Working data:
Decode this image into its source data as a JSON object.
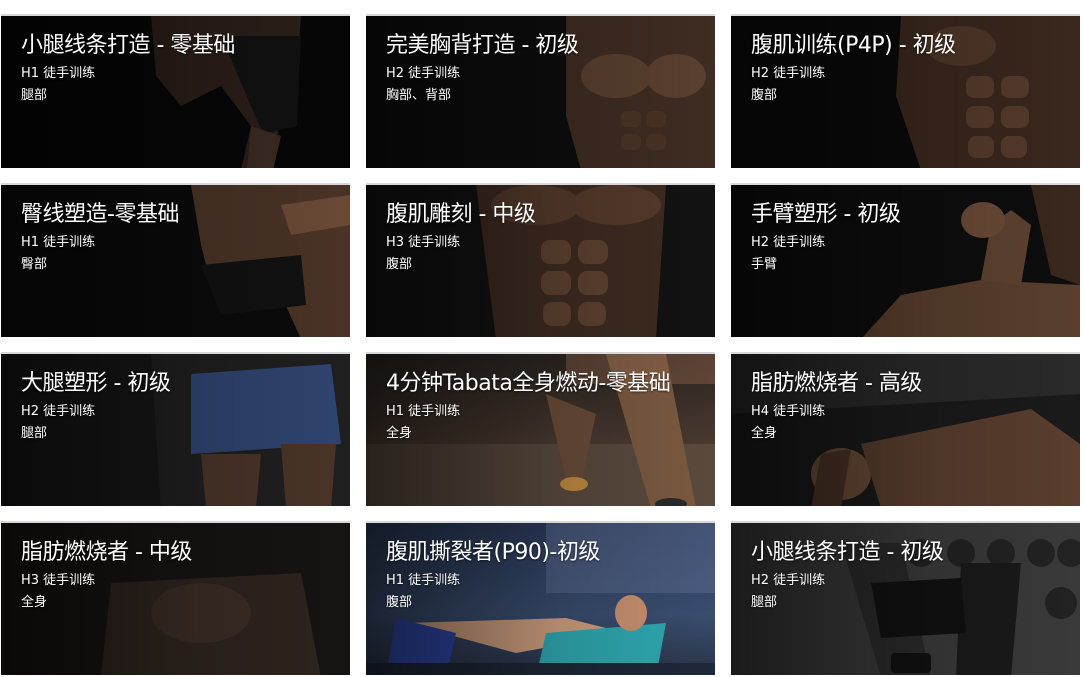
{
  "courses": [
    {
      "title": "小腿线条打造 - 零基础",
      "level": "H1",
      "type": "徒手训练",
      "part": "腿部",
      "bg_color": "#0a0a0a",
      "body_color": "#3a2a22",
      "image": "legs-runner-image"
    },
    {
      "title": "完美胸背打造 - 初级",
      "level": "H2",
      "type": "徒手训练",
      "part": "胸部、背部",
      "bg_color": "#121212",
      "body_color": "#5a4030",
      "image": "chest-torso-image"
    },
    {
      "title": "腹肌训练(P4P) - 初级",
      "level": "H2",
      "type": "徒手训练",
      "part": "腹部",
      "bg_color": "#0e0e0e",
      "body_color": "#4a3326",
      "image": "abs-torso-image"
    },
    {
      "title": "臀线塑造-零基础",
      "level": "H1",
      "type": "徒手训练",
      "part": "臀部",
      "bg_color": "#0c0c0c",
      "body_color": "#6a4a36",
      "image": "glutes-image"
    },
    {
      "title": "腹肌雕刻 - 中级",
      "level": "H3",
      "type": "徒手训练",
      "part": "腹部",
      "bg_color": "#141414",
      "body_color": "#5a3e2e",
      "image": "abs-sculpt-image"
    },
    {
      "title": "手臂塑形 - 初级",
      "level": "H2",
      "type": "徒手训练",
      "part": "手臂",
      "bg_color": "#101010",
      "body_color": "#5e4230",
      "image": "arm-flex-image"
    },
    {
      "title": "大腿塑形 - 初级",
      "level": "H2",
      "type": "徒手训练",
      "part": "腿部",
      "bg_color": "#1a1a1a",
      "body_color": "#3a4f7a",
      "image": "thighs-image"
    },
    {
      "title": "4分钟Tabata全身燃动-零基础",
      "level": "H1",
      "type": "徒手训练",
      "part": "全身",
      "bg_color": "#3a3530",
      "body_color": "#8a6a4a",
      "image": "sprinter-image"
    },
    {
      "title": "脂肪燃烧者 - 高级",
      "level": "H4",
      "type": "徒手训练",
      "part": "全身",
      "bg_color": "#1a1a1a",
      "body_color": "#6a4c38",
      "image": "pushup-image"
    },
    {
      "title": "脂肪燃烧者 - 中级",
      "level": "H3",
      "type": "徒手训练",
      "part": "全身",
      "bg_color": "#1a1816",
      "body_color": "#3a2c24",
      "image": "dark-workout-image"
    },
    {
      "title": "腹肌撕裂者(P90)-初级",
      "level": "H1",
      "type": "徒手训练",
      "part": "腹部",
      "bg_color": "#2a3a56",
      "body_color": "#2fa8b0",
      "image": "gym-situp-image"
    },
    {
      "title": "小腿线条打造 - 初级",
      "level": "H2",
      "type": "徒手训练",
      "part": "腿部",
      "bg_color": "#3a3a3a",
      "body_color": "#2a2a2a",
      "image": "dumbbell-legs-image"
    }
  ],
  "level_labels": [
    "H1 徒手训练",
    "H2 徒手训练",
    "H2 徒手训练",
    "H1 徒手训练",
    "H3 徒手训练",
    "H2 徒手训练",
    "H2 徒手训练",
    "H1 徒手训练",
    "H4 徒手训练",
    "H3 徒手训练",
    "H1 徒手训练",
    "H2 徒手训练"
  ]
}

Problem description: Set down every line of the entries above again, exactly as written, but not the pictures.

Your solution:
Decode this image into its source data as a JSON object.
{
  "courses": [
    {
      "title": "小腿线条打造 - 零基础",
      "level": "H1",
      "type": "徒手训练",
      "part": "腿部",
      "bg_color": "#0a0a0a",
      "body_color": "#3a2a22",
      "image": "legs-runner-image"
    },
    {
      "title": "完美胸背打造 - 初级",
      "level": "H2",
      "type": "徒手训练",
      "part": "胸部、背部",
      "bg_color": "#121212",
      "body_color": "#5a4030",
      "image": "chest-torso-image"
    },
    {
      "title": "腹肌训练(P4P) - 初级",
      "level": "H2",
      "type": "徒手训练",
      "part": "腹部",
      "bg_color": "#0e0e0e",
      "body_color": "#4a3326",
      "image": "abs-torso-image"
    },
    {
      "title": "臀线塑造-零基础",
      "level": "H1",
      "type": "徒手训练",
      "part": "臀部",
      "bg_color": "#0c0c0c",
      "body_color": "#6a4a36",
      "image": "glutes-image"
    },
    {
      "title": "腹肌雕刻 - 中级",
      "level": "H3",
      "type": "徒手训练",
      "part": "腹部",
      "bg_color": "#141414",
      "body_color": "#5a3e2e",
      "image": "abs-sculpt-image"
    },
    {
      "title": "手臂塑形 - 初级",
      "level": "H2",
      "type": "徒手训练",
      "part": "手臂",
      "bg_color": "#101010",
      "body_color": "#5e4230",
      "image": "arm-flex-image"
    },
    {
      "title": "大腿塑形 - 初级",
      "level": "H2",
      "type": "徒手训练",
      "part": "腿部",
      "bg_color": "#1a1a1a",
      "body_color": "#3a4f7a",
      "image": "thighs-image"
    },
    {
      "title": "4分钟Tabata全身燃动-零基础",
      "level": "H1",
      "type": "徒手训练",
      "part": "全身",
      "bg_color": "#3a3530",
      "body_color": "#8a6a4a",
      "image": "sprinter-image"
    },
    {
      "title": "脂肪燃烧者 - 高级",
      "level": "H4",
      "type": "徒手训练",
      "part": "全身",
      "bg_color": "#1a1a1a",
      "body_color": "#6a4c38",
      "image": "pushup-image"
    },
    {
      "title": "脂肪燃烧者 - 中级",
      "level": "H3",
      "type": "徒手训练",
      "part": "全身",
      "bg_color": "#1a1816",
      "body_color": "#3a2c24",
      "image": "dark-workout-image"
    },
    {
      "title": "腹肌撕裂者(P90)-初级",
      "level": "H1",
      "type": "徒手训练",
      "part": "腹部",
      "bg_color": "#2a3a56",
      "body_color": "#2fa8b0",
      "image": "gym-situp-image"
    },
    {
      "title": "小腿线条打造 - 初级",
      "level": "H2",
      "type": "徒手训练",
      "part": "腿部",
      "bg_color": "#3a3a3a",
      "body_color": "#2a2a2a",
      "image": "dumbbell-legs-image"
    }
  ],
  "level_labels": [
    "H1 徒手训练",
    "H2 徒手训练",
    "H2 徒手训练",
    "H1 徒手训练",
    "H3 徒手训练",
    "H2 徒手训练",
    "H2 徒手训练",
    "H1 徒手训练",
    "H4 徒手训练",
    "H3 徒手训练",
    "H1 徒手训练",
    "H2 徒手训练"
  ]
}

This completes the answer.